Festivals-a-Go-Go + Battle Royale
Although the Shinsedai Cinema Festival runs July 12-15, the organization alerted fans on their website of a special screening next week of Kinji Fukasaku’s Battle Royale (2000), presented in conjunction with Fangoria’s Fright Nights at the Projection Booth, and to help launch Anchor Bay’s long, LONG awaited North American home video release.
Years ago the label had tried to get distribution rights, but the fees were reportedly too high, leaving a weird array if U.K., South Korean, and Japanese releases for fans to snap up, each offering a different cut, different extras, and subtitle options with qualitative differences in each English translation. It was inevitable the film’s owners would come down from their high horse and license the film for something reasonable, and in a set that assembles every damn thing so fans can finally be happy in whatever Region they live.
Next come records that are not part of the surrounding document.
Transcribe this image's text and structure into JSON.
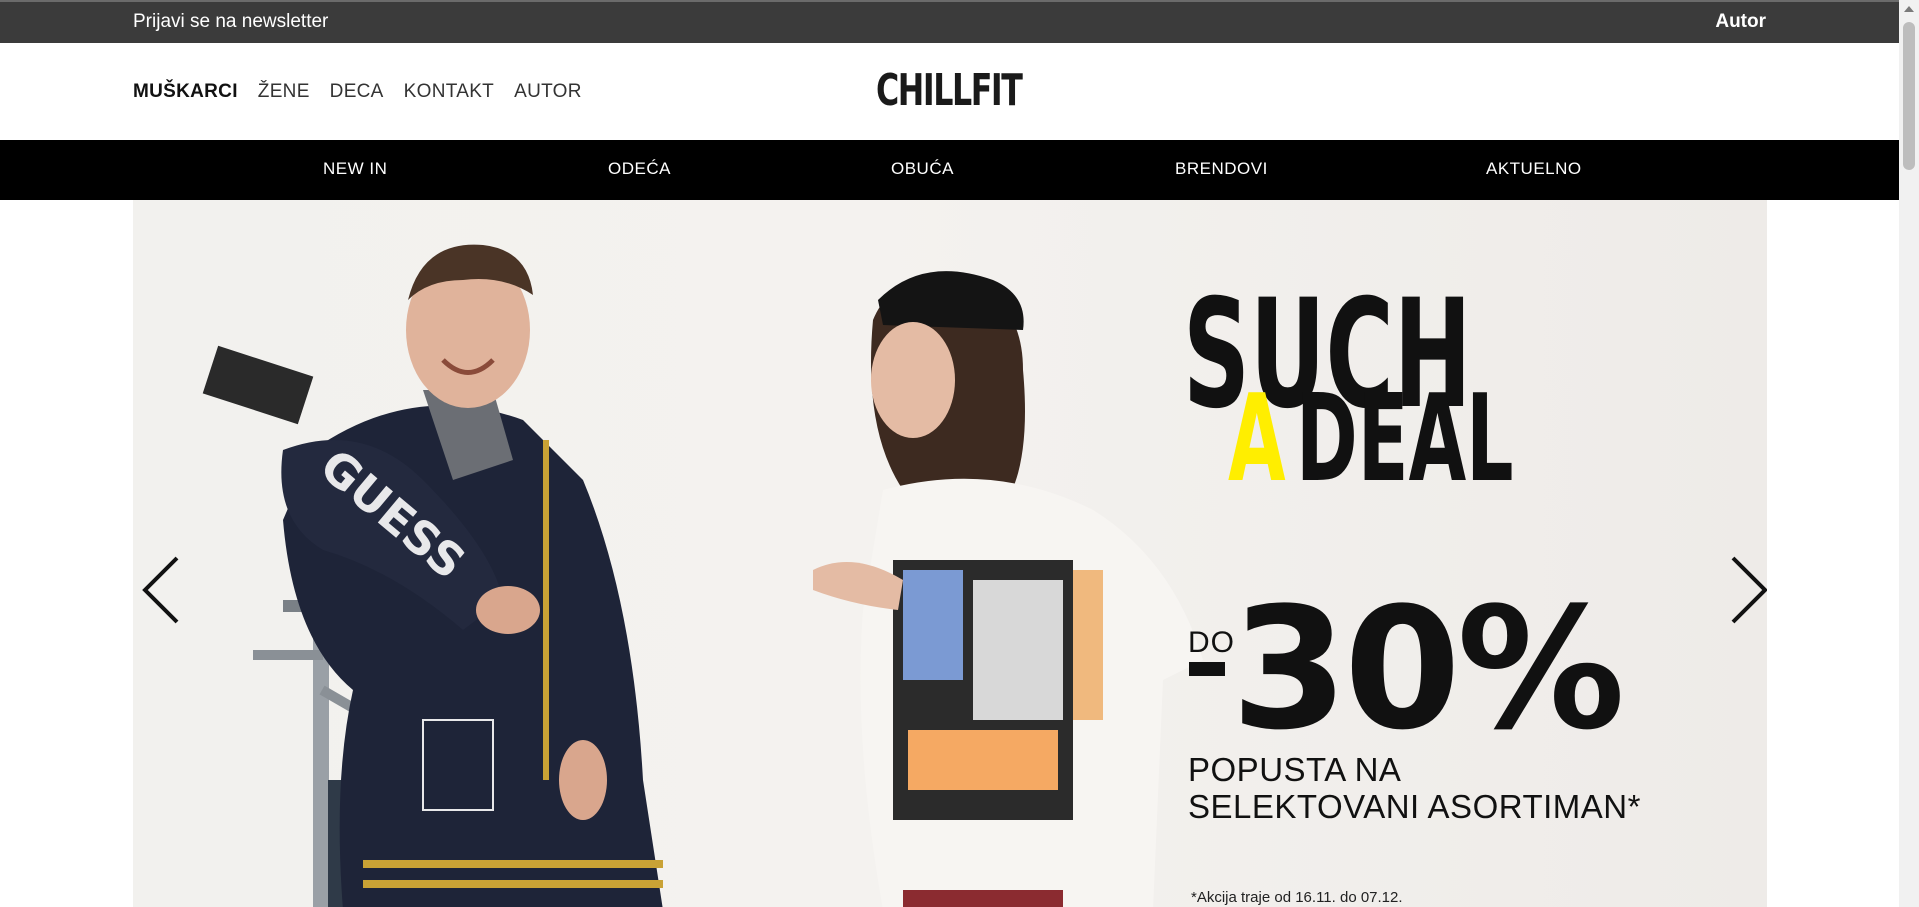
{
  "topbar": {
    "newsletter": "Prijavi se na newsletter",
    "autor": "Autor"
  },
  "header": {
    "logo": "CHILLFIT",
    "gender_nav": [
      "MUŠKARCI",
      "ŽENE",
      "DECA",
      "KONTAKT",
      "AUTOR"
    ],
    "active": "MUŠKARCI"
  },
  "main_nav": [
    "NEW IN",
    "ODEĆA",
    "OBUĆA",
    "BRENDOVI",
    "AKTUELNO"
  ],
  "hero": {
    "headline_line1": "SUCH",
    "headline_a": "A",
    "headline_line2": "DEAL",
    "do": "DO",
    "discount": "30%",
    "popusta_line1": "POPUSTA NA",
    "popusta_line2": "SELEKTOVANI ASORTIMAN*",
    "footnote": "*Akcija traje od 16.11. do 07.12.",
    "prev_icon": "chevron-left-icon",
    "next_icon": "chevron-right-icon"
  },
  "colors": {
    "topbar_bg": "#3b3b3b",
    "nav_bg": "#000000",
    "accent_yellow": "#ffee00"
  }
}
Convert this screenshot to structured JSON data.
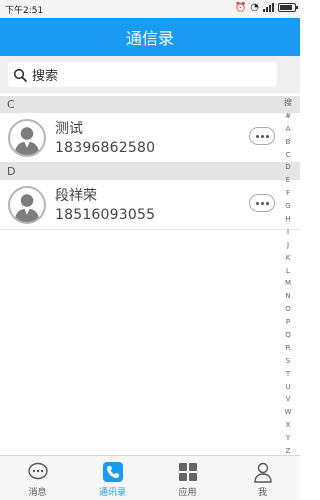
{
  "status_bar": {
    "time": "下午2:51"
  },
  "header": {
    "title": "通信录"
  },
  "search": {
    "placeholder": "搜索"
  },
  "sections": [
    {
      "letter": "C",
      "contacts": [
        {
          "name": "测试",
          "phone": "18396862580"
        }
      ]
    },
    {
      "letter": "D",
      "contacts": [
        {
          "name": "段祥荣",
          "phone": "18516093055"
        }
      ]
    }
  ],
  "index_bar": [
    "搜",
    "#",
    "A",
    "B",
    "C",
    "D",
    "E",
    "F",
    "G",
    "H",
    "I",
    "J",
    "K",
    "L",
    "M",
    "N",
    "O",
    "P",
    "Q",
    "R",
    "S",
    "T",
    "U",
    "V",
    "W",
    "X",
    "Y",
    "Z"
  ],
  "tabs": [
    {
      "label": "消息",
      "icon": "chat-bubble-icon",
      "active": false
    },
    {
      "label": "通讯录",
      "icon": "phone-icon",
      "active": true
    },
    {
      "label": "应用",
      "icon": "grid-icon",
      "active": false
    },
    {
      "label": "我",
      "icon": "person-icon",
      "active": false
    }
  ],
  "colors": {
    "accent": "#1a9af0"
  }
}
No details on whether Friday March 2nd’s screening is from a film print or HD source, but this film should’ve been in regular circulation YEARS AGO. Let this be the first round of local screenings on a yearly basis for what is the most messed up film about teens ever made.
Also screening that evening is the world premiere of Familiar, the latest short film by Richard Powell and Zach Green. Here’s a funny case of six degrees of separation: star Robert Nolan appeared in a number of short films at my old alma mater (whose name I shan’t say, but it rhymes with “dork”), as did co-star, Astrida Auza. Funnier factoid: she was also in my short film, The Bare Bones (1992), appearing in a brief flashback scene as the hero’s pregnant wife prior to her ‘accidental’ death in a peach peeling machine; and in an accounting video I co-made with a pal at Chamberlain Productions a few years after.
Toronto has 4+ million people, but it’s really not so big. Glad the pair is still active in their favourite profession. As for the accounting video, it convinced me never to make another industrial video again (very, very bad contract that yielded no profit), and The Bare Bones will only appear on video when I replace an antiquated, pre-internet era transfer with a proper HD version. If I can get a ‘decent’ transfer of the trailer, I’ll plop it onto YouTube for amusement, since it’s actually better than the final product. (This isn’t a slight towards the actors, but the twentysomething snot whose dialogue quite frankly stinks.)
The Poetry of Precision: Robert Bresson, Hollywood Classics: The Cinema is Nicholas Ray, and Attack the Bloc: Cold War Science Fiction from Behind the Iron Curtain continue at the TIFF Bell Lightbox, and The Human Rights Watch Film Festival begins this Wed. Feb. 29 thru Thurs. March 8. I’ll have a review of Fernand Melgar’s Special Flight, which kick starts the festival on the 29th.